To do: Every record must be restated exactly as written.

━━ Records provided

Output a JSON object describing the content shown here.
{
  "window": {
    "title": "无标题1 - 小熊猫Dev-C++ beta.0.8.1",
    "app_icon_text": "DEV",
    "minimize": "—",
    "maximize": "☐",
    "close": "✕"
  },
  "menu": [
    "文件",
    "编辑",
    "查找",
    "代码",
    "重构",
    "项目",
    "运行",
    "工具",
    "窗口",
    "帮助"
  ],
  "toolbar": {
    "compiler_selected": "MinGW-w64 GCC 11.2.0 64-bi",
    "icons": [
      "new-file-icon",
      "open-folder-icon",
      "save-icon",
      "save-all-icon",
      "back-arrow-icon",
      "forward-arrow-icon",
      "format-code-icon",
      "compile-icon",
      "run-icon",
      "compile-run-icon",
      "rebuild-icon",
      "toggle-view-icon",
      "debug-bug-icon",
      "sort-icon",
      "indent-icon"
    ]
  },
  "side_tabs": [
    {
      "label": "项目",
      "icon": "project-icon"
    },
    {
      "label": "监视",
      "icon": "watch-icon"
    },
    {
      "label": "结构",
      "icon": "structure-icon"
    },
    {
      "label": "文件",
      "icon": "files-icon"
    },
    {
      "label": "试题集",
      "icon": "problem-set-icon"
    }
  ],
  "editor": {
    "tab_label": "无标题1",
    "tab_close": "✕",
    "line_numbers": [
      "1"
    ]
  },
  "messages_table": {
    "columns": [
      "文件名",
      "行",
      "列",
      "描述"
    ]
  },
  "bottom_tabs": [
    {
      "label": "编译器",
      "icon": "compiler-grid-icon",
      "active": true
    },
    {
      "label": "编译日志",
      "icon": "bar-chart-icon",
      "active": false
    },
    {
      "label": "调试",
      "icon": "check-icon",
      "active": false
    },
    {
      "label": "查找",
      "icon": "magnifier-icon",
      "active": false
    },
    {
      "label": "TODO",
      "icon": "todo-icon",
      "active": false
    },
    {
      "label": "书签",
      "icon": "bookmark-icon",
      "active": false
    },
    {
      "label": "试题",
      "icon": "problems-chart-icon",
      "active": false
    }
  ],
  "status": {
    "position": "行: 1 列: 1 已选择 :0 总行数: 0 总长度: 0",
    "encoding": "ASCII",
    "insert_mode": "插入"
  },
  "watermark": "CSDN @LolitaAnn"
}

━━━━

Result for this exercise:
Output a JSON object describing the content shown here.
{
  "window": {
    "title": "无标题1 - 小熊猫Dev-C++ beta.0.8.1",
    "app_icon_text": "DEV",
    "minimize": "—",
    "maximize": "☐",
    "close": "✕"
  },
  "menu": [
    "文件",
    "编辑",
    "查找",
    "代码",
    "重构",
    "项目",
    "运行",
    "工具",
    "窗口",
    "帮助"
  ],
  "toolbar": {
    "compiler_selected": "MinGW-w64 GCC 11.2.0 64-bi",
    "icons": [
      "new-file-icon",
      "open-folder-icon",
      "save-icon",
      "save-all-icon",
      "back-arrow-icon",
      "forward-arrow-icon",
      "format-code-icon",
      "compile-icon",
      "run-icon",
      "compile-run-icon",
      "rebuild-icon",
      "toggle-view-icon",
      "debug-bug-icon",
      "sort-icon",
      "indent-icon"
    ]
  },
  "side_tabs": [
    {
      "label": "项目",
      "icon": "project-icon"
    },
    {
      "label": "监视",
      "icon": "watch-icon"
    },
    {
      "label": "结构",
      "icon": "structure-icon"
    },
    {
      "label": "文件",
      "icon": "files-icon"
    },
    {
      "label": "试题集",
      "icon": "problem-set-icon"
    }
  ],
  "editor": {
    "tab_label": "无标题1",
    "tab_close": "✕",
    "line_numbers": [
      "1"
    ]
  },
  "messages_table": {
    "columns": [
      "文件名",
      "行",
      "列",
      "描述"
    ]
  },
  "bottom_tabs": [
    {
      "label": "编译器",
      "icon": "compiler-grid-icon",
      "active": true
    },
    {
      "label": "编译日志",
      "icon": "bar-chart-icon",
      "active": false
    },
    {
      "label": "调试",
      "icon": "check-icon",
      "active": false
    },
    {
      "label": "查找",
      "icon": "magnifier-icon",
      "active": false
    },
    {
      "label": "TODO",
      "icon": "todo-icon",
      "active": false
    },
    {
      "label": "书签",
      "icon": "bookmark-icon",
      "active": false
    },
    {
      "label": "试题",
      "icon": "problems-chart-icon",
      "active": false
    }
  ],
  "status": {
    "position": "行: 1 列: 1 已选择 :0 总行数: 0 总长度: 0",
    "encoding": "ASCII",
    "insert_mode": "插入"
  },
  "watermark": "CSDN @LolitaAnn"
}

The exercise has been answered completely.